[[ Dataset records, beginning ]]

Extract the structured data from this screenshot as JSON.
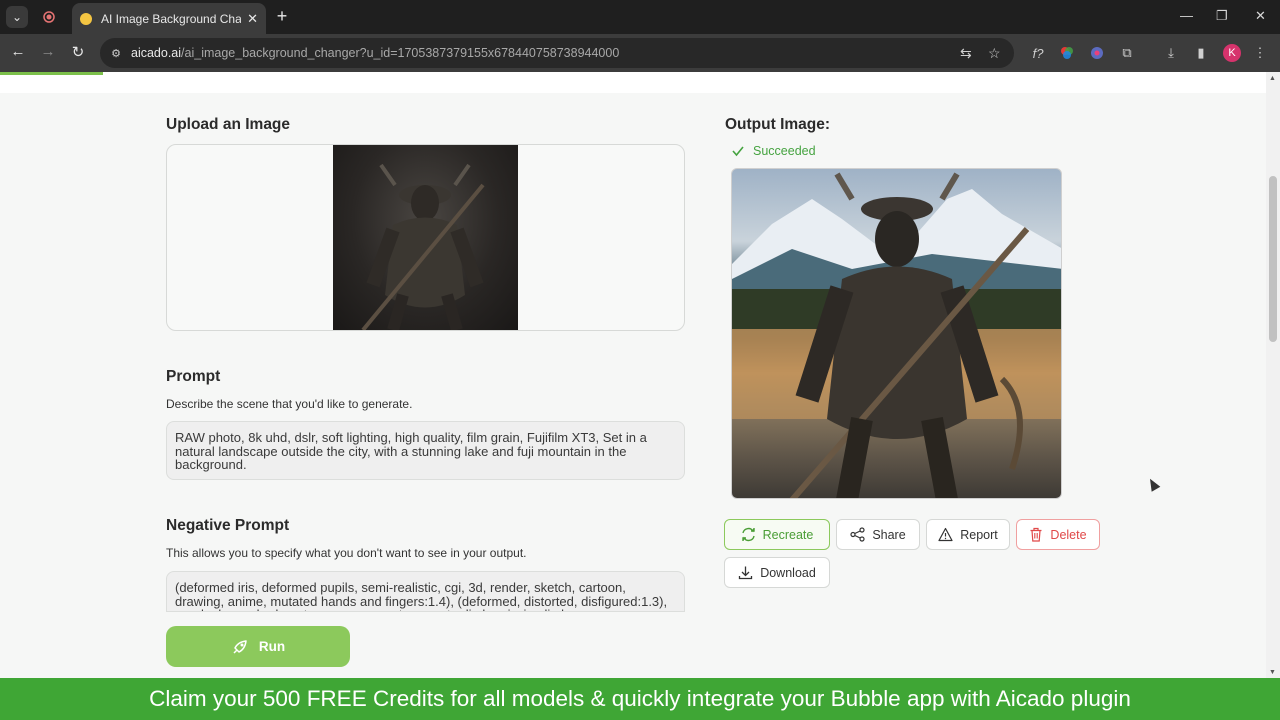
{
  "browser": {
    "tab_title": "AI Image Background Changer",
    "url_host": "aicado.ai",
    "url_path": "/ai_image_background_changer?u_id=1705387379155x678440758738944000",
    "profile_initial": "K"
  },
  "upload": {
    "title": "Upload an Image"
  },
  "prompt": {
    "title": "Prompt",
    "description": "Describe the scene that you'd like to generate.",
    "value": "RAW photo, 8k uhd, dslr, soft lighting, high quality, film grain, Fujifilm XT3, Set in a natural landscape outside the city, with a stunning lake and fuji mountain in the background."
  },
  "negative_prompt": {
    "title": "Negative Prompt",
    "description": "This allows you to specify what you don't want to see in your output.",
    "value": "(deformed iris, deformed pupils, semi-realistic, cgi, 3d, render, sketch, cartoon, drawing, anime, mutated hands and fingers:1.4), (deformed, distorted, disfigured:1.3), poorly drawn, bad anatomy, wrong anatomy, extra limb, missing limb"
  },
  "run_label": "Run",
  "output": {
    "title": "Output Image:",
    "status": "Succeeded",
    "actions": {
      "recreate": "Recreate",
      "share": "Share",
      "report": "Report",
      "delete": "Delete",
      "download": "Download"
    }
  },
  "banner": "Claim your 500 FREE Credits for all models & quickly integrate your Bubble app with Aicado plugin",
  "colors": {
    "accent_green": "#8cc95c",
    "banner_green": "#3fa635",
    "success_green": "#45a340",
    "delete_red": "#e04848"
  }
}
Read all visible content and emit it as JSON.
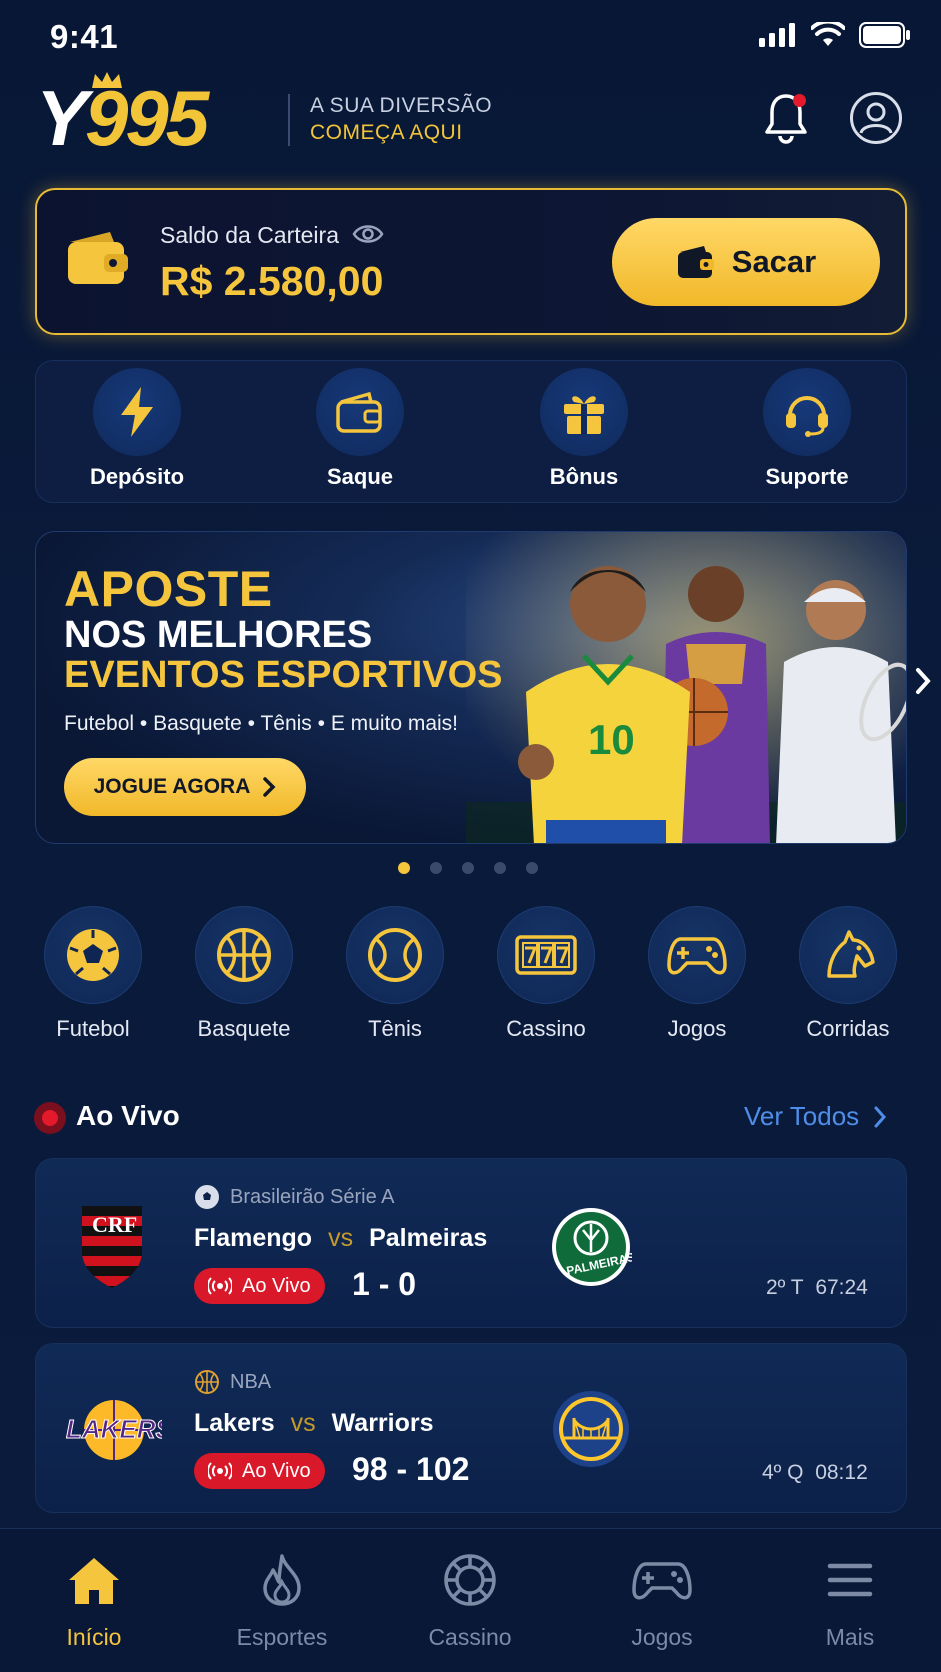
{
  "status_bar": {
    "time": "9:41"
  },
  "header": {
    "logo_y": "Y",
    "logo_num": "995",
    "tagline_line1": "A SUA DIVERSÃO",
    "tagline_line2": "COMEÇA AQUI"
  },
  "wallet": {
    "label": "Saldo da Carteira",
    "balance": "R$ 2.580,00",
    "withdraw_label": "Sacar"
  },
  "quick_actions": [
    {
      "label": "Depósito",
      "icon": "lightning-icon"
    },
    {
      "label": "Saque",
      "icon": "wallet-icon"
    },
    {
      "label": "Bônus",
      "icon": "gift-icon"
    },
    {
      "label": "Suporte",
      "icon": "headset-icon"
    }
  ],
  "banner": {
    "title1": "APOSTE",
    "title2": "NOS MELHORES",
    "title3": "EVENTOS ESPORTIVOS",
    "subtitle": "Futebol • Basquete • Tênis • E muito mais!",
    "cta": "JOGUE AGORA",
    "slide_count": 5,
    "active_slide": 1
  },
  "categories": [
    {
      "label": "Futebol",
      "icon": "soccer-ball-icon"
    },
    {
      "label": "Basquete",
      "icon": "basketball-icon"
    },
    {
      "label": "Tênis",
      "icon": "tennis-ball-icon"
    },
    {
      "label": "Cassino",
      "icon": "slot-777-icon"
    },
    {
      "label": "Jogos",
      "icon": "gamepad-icon"
    },
    {
      "label": "Corridas",
      "icon": "horse-icon"
    }
  ],
  "live": {
    "title": "Ao Vivo",
    "see_all": "Ver Todos",
    "matches": [
      {
        "league": "Brasileirão Série A",
        "home": "Flamengo",
        "vs": "vs",
        "away": "Palmeiras",
        "badge": "Ao Vivo",
        "score": "1 - 0",
        "period": "2º T",
        "clock": "67:24"
      },
      {
        "league": "NBA",
        "home": "Lakers",
        "vs": "vs",
        "away": "Warriors",
        "badge": "Ao Vivo",
        "score": "98 - 102",
        "period": "4º Q",
        "clock": "08:12"
      }
    ]
  },
  "bottom_nav": [
    {
      "label": "Início",
      "icon": "home-icon",
      "active": true
    },
    {
      "label": "Esportes",
      "icon": "flame-icon",
      "active": false
    },
    {
      "label": "Cassino",
      "icon": "casino-chip-icon",
      "active": false
    },
    {
      "label": "Jogos",
      "icon": "gamepad-icon",
      "active": false
    },
    {
      "label": "Mais",
      "icon": "menu-icon",
      "active": false
    }
  ],
  "colors": {
    "accent_gold": "#f4c53d",
    "live_red": "#d9182a",
    "link_blue": "#4f8ee8",
    "background": "#0a1a3a"
  }
}
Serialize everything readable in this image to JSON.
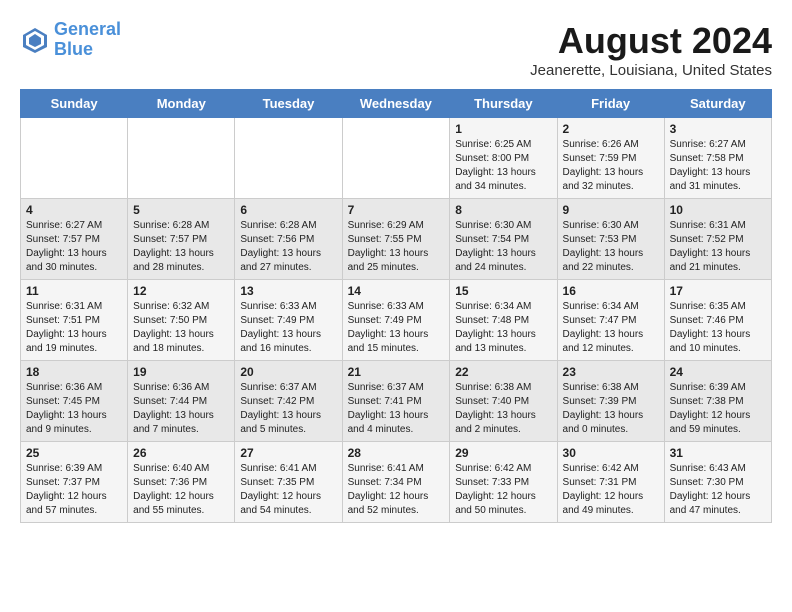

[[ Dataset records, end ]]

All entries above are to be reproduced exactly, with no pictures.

Extract the structured data from this screenshot as JSON.
{
  "browser": {
    "tab_title": "AI Image Background Changer",
    "url_host": "aicado.ai",
    "url_path": "/ai_image_background_changer?u_id=1705387379155x678440758738944000",
    "profile_initial": "K"
  },
  "upload": {
    "title": "Upload an Image"
  },
  "prompt": {
    "title": "Prompt",
    "description": "Describe the scene that you'd like to generate.",
    "value": "RAW photo, 8k uhd, dslr, soft lighting, high quality, film grain, Fujifilm XT3, Set in a natural landscape outside the city, with a stunning lake and fuji mountain in the background."
  },
  "negative_prompt": {
    "title": "Negative Prompt",
    "description": "This allows you to specify what you don't want to see in your output.",
    "value": "(deformed iris, deformed pupils, semi-realistic, cgi, 3d, render, sketch, cartoon, drawing, anime, mutated hands and fingers:1.4), (deformed, distorted, disfigured:1.3), poorly drawn, bad anatomy, wrong anatomy, extra limb, missing limb"
  },
  "run_label": "Run",
  "output": {
    "title": "Output Image:",
    "status": "Succeeded",
    "actions": {
      "recreate": "Recreate",
      "share": "Share",
      "report": "Report",
      "delete": "Delete",
      "download": "Download"
    }
  },
  "banner": "Claim your 500 FREE Credits for all models & quickly integrate your Bubble app with Aicado plugin",
  "colors": {
    "accent_green": "#8cc95c",
    "banner_green": "#3fa635",
    "success_green": "#45a340",
    "delete_red": "#e04848"
  }
}
Read all visible content and emit it as JSON.
{
  "status_bar": {
    "time": "9:41"
  },
  "header": {
    "logo_y": "Y",
    "logo_num": "995",
    "tagline_line1": "A SUA DIVERSÃO",
    "tagline_line2": "COMEÇA AQUI"
  },
  "wallet": {
    "label": "Saldo da Carteira",
    "balance": "R$ 2.580,00",
    "withdraw_label": "Sacar"
  },
  "quick_actions": [
    {
      "label": "Depósito",
      "icon": "lightning-icon"
    },
    {
      "label": "Saque",
      "icon": "wallet-icon"
    },
    {
      "label": "Bônus",
      "icon": "gift-icon"
    },
    {
      "label": "Suporte",
      "icon": "headset-icon"
    }
  ],
  "banner": {
    "title1": "APOSTE",
    "title2": "NOS MELHORES",
    "title3": "EVENTOS ESPORTIVOS",
    "subtitle": "Futebol • Basquete • Tênis • E muito mais!",
    "cta": "JOGUE AGORA",
    "slide_count": 5,
    "active_slide": 1
  },
  "categories": [
    {
      "label": "Futebol",
      "icon": "soccer-ball-icon"
    },
    {
      "label": "Basquete",
      "icon": "basketball-icon"
    },
    {
      "label": "Tênis",
      "icon": "tennis-ball-icon"
    },
    {
      "label": "Cassino",
      "icon": "slot-777-icon"
    },
    {
      "label": "Jogos",
      "icon": "gamepad-icon"
    },
    {
      "label": "Corridas",
      "icon": "horse-icon"
    }
  ],
  "live": {
    "title": "Ao Vivo",
    "see_all": "Ver Todos",
    "matches": [
      {
        "league": "Brasileirão Série A",
        "home": "Flamengo",
        "vs": "vs",
        "away": "Palmeiras",
        "badge": "Ao Vivo",
        "score": "1 - 0",
        "period": "2º T",
        "clock": "67:24"
      },
      {
        "league": "NBA",
        "home": "Lakers",
        "vs": "vs",
        "away": "Warriors",
        "badge": "Ao Vivo",
        "score": "98 - 102",
        "period": "4º Q",
        "clock": "08:12"
      }
    ]
  },
  "bottom_nav": [
    {
      "label": "Início",
      "icon": "home-icon",
      "active": true
    },
    {
      "label": "Esportes",
      "icon": "flame-icon",
      "active": false
    },
    {
      "label": "Cassino",
      "icon": "casino-chip-icon",
      "active": false
    },
    {
      "label": "Jogos",
      "icon": "gamepad-icon",
      "active": false
    },
    {
      "label": "Mais",
      "icon": "menu-icon",
      "active": false
    }
  ],
  "colors": {
    "accent_gold": "#f4c53d",
    "live_red": "#d9182a",
    "link_blue": "#4f8ee8",
    "background": "#0a1a3a"
  }
}
Serialize everything readable in this image to JSON.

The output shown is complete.